Web page and app entries:
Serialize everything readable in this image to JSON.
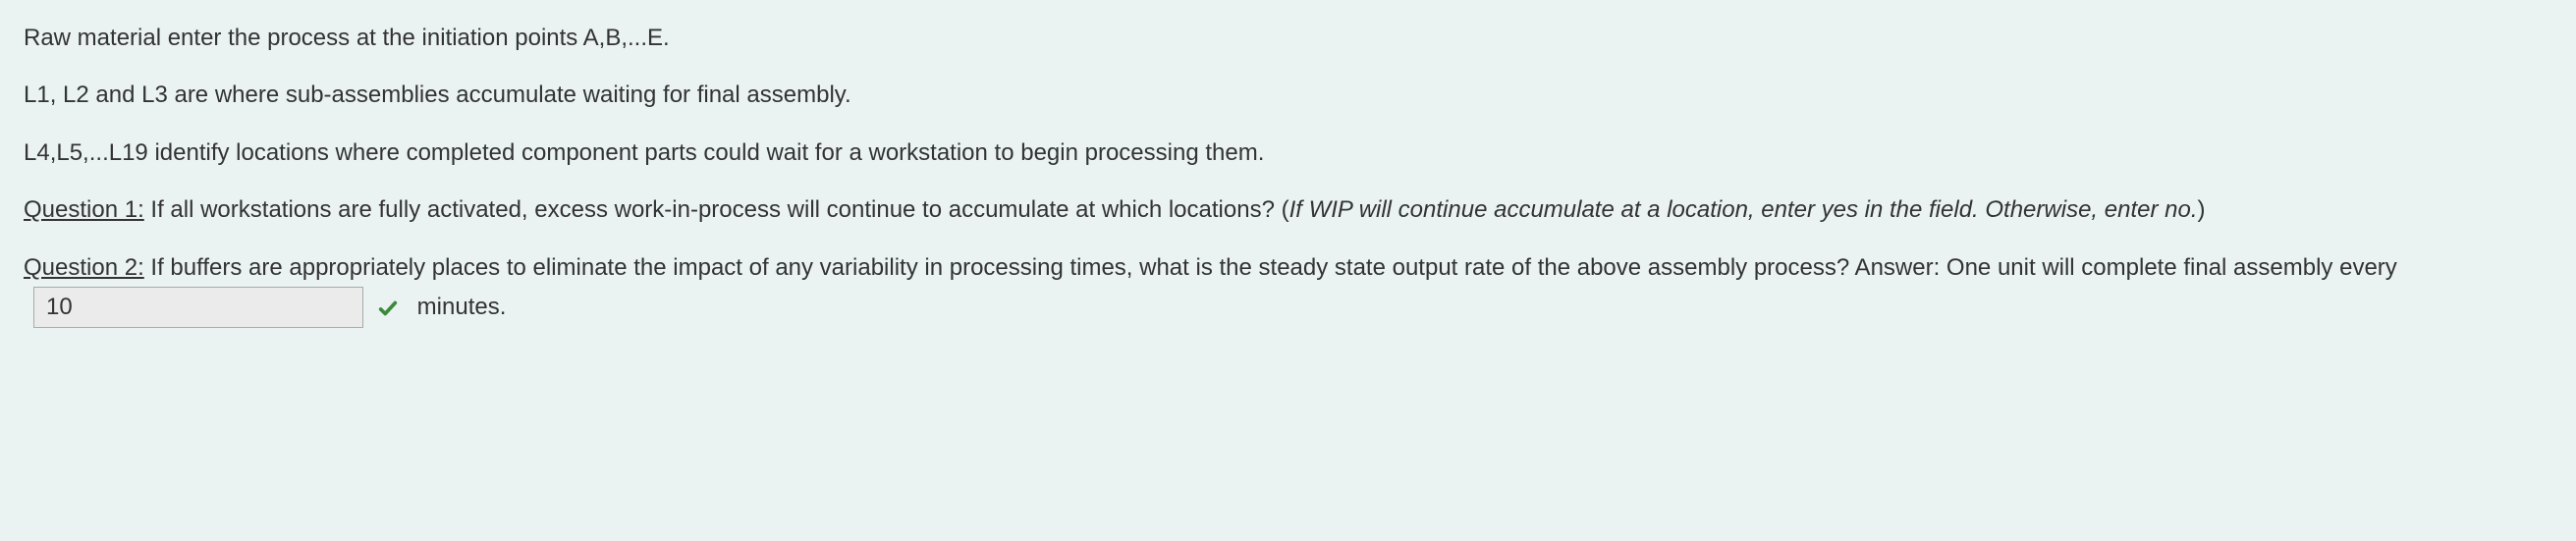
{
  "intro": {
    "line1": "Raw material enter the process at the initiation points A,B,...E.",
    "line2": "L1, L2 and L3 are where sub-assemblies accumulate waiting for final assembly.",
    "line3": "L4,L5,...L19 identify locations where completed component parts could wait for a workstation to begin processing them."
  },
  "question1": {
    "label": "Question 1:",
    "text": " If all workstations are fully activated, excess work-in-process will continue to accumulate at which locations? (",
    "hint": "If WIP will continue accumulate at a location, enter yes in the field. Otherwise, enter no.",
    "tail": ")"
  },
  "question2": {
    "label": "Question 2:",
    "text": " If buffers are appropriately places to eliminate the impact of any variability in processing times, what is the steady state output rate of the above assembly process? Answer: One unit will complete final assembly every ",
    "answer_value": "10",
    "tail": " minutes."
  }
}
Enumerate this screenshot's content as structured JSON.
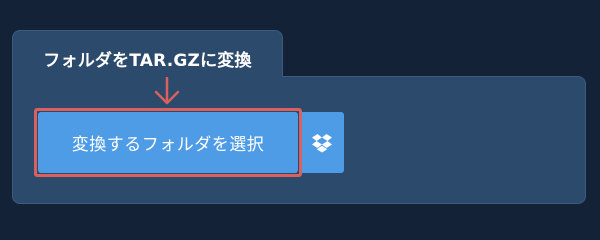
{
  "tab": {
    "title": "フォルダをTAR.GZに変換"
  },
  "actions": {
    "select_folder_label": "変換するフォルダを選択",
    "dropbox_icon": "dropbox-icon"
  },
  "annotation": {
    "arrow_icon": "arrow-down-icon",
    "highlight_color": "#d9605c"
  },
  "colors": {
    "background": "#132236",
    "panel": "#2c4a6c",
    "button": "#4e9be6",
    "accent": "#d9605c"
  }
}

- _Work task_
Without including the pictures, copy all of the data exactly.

- _Final answer_
Serialize everything readable in this image to JSON.
{
  "intro": {
    "line1": "Raw material enter the process at the initiation points A,B,...E.",
    "line2": "L1, L2 and L3 are where sub-assemblies accumulate waiting for final assembly.",
    "line3": "L4,L5,...L19 identify locations where completed component parts could wait for a workstation to begin processing them."
  },
  "question1": {
    "label": "Question 1:",
    "text": " If all workstations are fully activated, excess work-in-process will continue to accumulate at which locations? (",
    "hint": "If WIP will continue accumulate at a location, enter yes in the field. Otherwise, enter no.",
    "tail": ")"
  },
  "question2": {
    "label": "Question 2:",
    "text": " If buffers are appropriately places to eliminate the impact of any variability in processing times, what is the steady state output rate of the above assembly process? Answer: One unit will complete final assembly every ",
    "answer_value": "10",
    "tail": " minutes."
  }
}
Enumerate this screenshot's content as structured JSON.
{
  "tab": {
    "title": "フォルダをTAR.GZに変換"
  },
  "actions": {
    "select_folder_label": "変換するフォルダを選択",
    "dropbox_icon": "dropbox-icon"
  },
  "annotation": {
    "arrow_icon": "arrow-down-icon",
    "highlight_color": "#d9605c"
  },
  "colors": {
    "background": "#132236",
    "panel": "#2c4a6c",
    "button": "#4e9be6",
    "accent": "#d9605c"
  }
}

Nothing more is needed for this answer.